ITIL 4 – learning for the whole organization

I think ITIL® 4 is a base certification that everyone in the organization should have – not just those in traditional ITSM roles.

It plays a significant part in evolving organizations from ITSM to ESM. One of the ways we are supporting this evolution is by building a Service Management academy to educate everyone in the organization about how ITIL 4 can assist in driving our commitment to customer-centricity.

One of the key aspects is the focus on value streams: looking at the entire chain from the demand or opportunity through to delivering value for customers and how the various components in this chain integrate seamlessly with the focus on a common goal.

In addition, the ITIL 4 guiding principles are valuable: as an example, starting with what we have, seeking feedback and making iterative changes.

And as our teams push for velocity, speed to market and the removal of unnecessary red tape, it’s vital that ITIL is not seen as an obstacle to achieve this; moving responsibly at speed to create customer value.

We want to be a services company and that means responding quickly to change (as we have experienced in the last year with the pandemic) and remaining relevant to our customers.

The service management difference

Historically, IT service management was a separate, back-office function. Now, everything we do is service-centred and focused on customer experience.

We have daily meetings focusing on the latest customer service measures, feedback and input from retrospectives on how to make continual improvements. These conversations are driven by CIOs who have become owners of end-to-end service delivery.

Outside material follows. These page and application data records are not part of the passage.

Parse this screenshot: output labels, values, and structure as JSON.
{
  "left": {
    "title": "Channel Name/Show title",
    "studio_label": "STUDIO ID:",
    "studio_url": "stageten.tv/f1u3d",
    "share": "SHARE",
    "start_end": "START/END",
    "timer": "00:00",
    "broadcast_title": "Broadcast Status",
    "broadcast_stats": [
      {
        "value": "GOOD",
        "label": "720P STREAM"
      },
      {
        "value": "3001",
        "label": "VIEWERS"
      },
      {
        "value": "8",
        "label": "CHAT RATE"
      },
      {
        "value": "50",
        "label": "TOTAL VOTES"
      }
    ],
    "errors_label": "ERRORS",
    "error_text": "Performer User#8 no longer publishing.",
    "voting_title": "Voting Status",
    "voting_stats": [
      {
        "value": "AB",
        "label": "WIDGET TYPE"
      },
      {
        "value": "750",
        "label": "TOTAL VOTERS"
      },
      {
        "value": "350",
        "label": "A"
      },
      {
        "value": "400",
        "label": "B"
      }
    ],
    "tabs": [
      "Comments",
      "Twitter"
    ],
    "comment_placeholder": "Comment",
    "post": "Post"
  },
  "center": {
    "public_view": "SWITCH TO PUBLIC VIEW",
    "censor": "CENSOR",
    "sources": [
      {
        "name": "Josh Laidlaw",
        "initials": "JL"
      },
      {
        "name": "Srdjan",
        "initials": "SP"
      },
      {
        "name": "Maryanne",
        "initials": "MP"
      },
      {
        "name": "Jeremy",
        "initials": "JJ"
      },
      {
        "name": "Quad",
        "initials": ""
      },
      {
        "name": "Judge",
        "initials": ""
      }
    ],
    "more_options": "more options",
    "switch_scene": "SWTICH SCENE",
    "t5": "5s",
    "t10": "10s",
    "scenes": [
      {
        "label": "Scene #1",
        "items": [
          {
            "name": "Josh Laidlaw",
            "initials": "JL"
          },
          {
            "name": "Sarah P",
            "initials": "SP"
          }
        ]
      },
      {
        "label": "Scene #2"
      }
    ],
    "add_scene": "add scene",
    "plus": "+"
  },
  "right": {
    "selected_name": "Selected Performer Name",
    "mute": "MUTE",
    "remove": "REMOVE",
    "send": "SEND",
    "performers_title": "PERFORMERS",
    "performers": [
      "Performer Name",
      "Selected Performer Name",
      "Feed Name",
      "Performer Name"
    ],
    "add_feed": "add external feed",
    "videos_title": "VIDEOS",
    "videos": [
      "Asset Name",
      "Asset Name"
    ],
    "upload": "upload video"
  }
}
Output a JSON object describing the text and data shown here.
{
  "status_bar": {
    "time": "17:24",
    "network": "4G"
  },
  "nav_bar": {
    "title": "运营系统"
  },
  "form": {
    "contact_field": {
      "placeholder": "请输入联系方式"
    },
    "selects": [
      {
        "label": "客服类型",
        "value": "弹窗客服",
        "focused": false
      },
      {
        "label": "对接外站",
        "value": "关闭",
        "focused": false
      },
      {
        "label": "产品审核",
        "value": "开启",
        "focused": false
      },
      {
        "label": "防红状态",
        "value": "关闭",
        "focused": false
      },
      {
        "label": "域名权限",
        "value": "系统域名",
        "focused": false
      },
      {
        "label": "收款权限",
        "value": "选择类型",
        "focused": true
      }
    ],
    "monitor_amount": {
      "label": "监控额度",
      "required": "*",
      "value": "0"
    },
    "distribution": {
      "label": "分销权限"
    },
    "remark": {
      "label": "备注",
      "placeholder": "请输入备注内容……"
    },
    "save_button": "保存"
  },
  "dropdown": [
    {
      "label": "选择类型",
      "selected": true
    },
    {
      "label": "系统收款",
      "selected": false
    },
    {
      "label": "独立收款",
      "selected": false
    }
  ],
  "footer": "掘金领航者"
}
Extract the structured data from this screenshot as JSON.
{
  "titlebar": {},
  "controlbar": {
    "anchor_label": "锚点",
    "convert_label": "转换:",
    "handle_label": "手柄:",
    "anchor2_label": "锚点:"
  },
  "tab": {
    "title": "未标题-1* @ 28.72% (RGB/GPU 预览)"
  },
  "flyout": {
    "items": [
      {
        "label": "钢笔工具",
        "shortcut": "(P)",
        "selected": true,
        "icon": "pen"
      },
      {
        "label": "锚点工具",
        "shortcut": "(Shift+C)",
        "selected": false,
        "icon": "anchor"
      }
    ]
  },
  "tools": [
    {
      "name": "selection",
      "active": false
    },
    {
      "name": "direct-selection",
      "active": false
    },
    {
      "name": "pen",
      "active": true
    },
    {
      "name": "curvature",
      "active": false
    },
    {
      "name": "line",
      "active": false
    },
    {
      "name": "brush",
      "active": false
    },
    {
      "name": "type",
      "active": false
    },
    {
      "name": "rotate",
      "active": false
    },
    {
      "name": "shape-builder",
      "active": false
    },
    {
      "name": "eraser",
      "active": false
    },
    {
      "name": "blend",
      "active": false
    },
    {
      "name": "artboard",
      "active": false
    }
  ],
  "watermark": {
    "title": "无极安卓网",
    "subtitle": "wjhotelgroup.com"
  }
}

To fulfil our customer service delivery promises, service management must be in our DNA, regardless of the role we perform within the value chain. This is about remaining relevant and future proofing our business and this needs continual engagement and adapting what we do in a constant feedback and change process.